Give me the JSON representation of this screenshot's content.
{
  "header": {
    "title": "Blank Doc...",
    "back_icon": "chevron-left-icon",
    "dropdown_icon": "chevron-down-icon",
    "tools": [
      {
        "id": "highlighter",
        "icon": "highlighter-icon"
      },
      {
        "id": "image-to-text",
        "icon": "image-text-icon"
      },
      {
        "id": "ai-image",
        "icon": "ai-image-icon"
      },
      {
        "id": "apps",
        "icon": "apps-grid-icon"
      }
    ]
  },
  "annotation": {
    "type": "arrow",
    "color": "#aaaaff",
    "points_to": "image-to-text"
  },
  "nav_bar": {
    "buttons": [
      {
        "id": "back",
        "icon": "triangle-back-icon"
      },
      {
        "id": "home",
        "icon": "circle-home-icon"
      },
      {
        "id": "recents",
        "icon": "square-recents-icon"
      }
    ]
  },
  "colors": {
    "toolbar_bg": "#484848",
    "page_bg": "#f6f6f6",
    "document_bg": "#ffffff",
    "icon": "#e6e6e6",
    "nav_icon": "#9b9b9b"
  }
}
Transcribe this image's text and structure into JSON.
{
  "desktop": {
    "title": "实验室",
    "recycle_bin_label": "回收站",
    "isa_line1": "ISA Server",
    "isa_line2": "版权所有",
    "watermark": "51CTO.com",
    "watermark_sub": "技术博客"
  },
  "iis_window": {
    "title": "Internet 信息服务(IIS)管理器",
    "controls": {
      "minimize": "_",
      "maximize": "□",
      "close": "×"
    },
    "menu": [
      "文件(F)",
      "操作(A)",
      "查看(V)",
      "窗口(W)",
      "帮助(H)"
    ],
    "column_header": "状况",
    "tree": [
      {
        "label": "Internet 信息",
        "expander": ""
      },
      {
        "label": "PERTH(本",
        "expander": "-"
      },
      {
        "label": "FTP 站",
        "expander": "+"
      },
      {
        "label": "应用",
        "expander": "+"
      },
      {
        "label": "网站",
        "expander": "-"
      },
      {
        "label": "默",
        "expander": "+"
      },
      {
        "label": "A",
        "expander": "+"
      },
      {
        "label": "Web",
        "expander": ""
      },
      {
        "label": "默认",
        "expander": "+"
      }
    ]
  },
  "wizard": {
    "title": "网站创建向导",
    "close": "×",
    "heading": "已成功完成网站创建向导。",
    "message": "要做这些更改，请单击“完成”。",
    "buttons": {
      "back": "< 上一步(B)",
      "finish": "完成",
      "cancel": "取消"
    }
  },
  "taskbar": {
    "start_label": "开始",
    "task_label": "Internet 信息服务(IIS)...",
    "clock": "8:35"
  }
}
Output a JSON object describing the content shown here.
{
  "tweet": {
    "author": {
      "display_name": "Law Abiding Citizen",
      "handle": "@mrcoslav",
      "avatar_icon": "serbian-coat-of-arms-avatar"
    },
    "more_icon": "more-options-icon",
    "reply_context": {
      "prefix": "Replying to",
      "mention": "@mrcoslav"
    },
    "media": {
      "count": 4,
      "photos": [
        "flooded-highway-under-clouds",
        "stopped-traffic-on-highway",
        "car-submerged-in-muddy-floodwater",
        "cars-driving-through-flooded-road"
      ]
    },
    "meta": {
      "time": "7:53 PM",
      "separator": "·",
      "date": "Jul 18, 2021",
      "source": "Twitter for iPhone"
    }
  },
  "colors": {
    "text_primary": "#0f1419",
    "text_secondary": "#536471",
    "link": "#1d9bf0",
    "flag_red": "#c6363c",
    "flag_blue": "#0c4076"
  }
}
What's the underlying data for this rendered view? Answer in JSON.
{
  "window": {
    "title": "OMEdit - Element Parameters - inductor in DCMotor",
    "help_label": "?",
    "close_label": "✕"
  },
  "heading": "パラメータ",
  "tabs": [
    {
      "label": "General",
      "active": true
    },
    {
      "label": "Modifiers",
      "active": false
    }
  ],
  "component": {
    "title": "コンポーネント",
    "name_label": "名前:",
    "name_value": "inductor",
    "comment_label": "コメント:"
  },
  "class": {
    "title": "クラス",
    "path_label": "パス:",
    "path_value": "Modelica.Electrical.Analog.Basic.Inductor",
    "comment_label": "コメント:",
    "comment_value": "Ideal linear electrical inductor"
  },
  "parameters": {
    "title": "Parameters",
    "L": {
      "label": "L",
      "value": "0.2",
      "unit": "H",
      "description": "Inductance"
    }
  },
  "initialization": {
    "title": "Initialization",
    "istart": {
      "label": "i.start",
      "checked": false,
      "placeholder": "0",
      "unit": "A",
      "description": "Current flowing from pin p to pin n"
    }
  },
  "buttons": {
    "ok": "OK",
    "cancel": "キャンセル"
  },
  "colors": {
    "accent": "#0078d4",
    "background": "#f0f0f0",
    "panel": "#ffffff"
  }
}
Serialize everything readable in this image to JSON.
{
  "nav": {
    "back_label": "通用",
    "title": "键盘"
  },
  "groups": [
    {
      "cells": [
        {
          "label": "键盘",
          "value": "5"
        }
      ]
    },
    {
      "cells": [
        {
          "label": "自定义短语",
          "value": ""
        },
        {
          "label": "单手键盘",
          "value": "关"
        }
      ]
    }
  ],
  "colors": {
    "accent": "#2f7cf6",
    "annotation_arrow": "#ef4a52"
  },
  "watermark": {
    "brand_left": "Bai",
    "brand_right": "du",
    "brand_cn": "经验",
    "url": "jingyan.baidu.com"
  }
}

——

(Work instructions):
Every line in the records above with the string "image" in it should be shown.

(Your solution):
        "id": "image-to-text",
        "icon": "image-text-icon"
        "id": "ai-image",
        "icon": "ai-image-icon"
    "points_to": "image-to-text"
Transcribe this image's text and structure into JSON.
Serialize everything readable in this image to JSON.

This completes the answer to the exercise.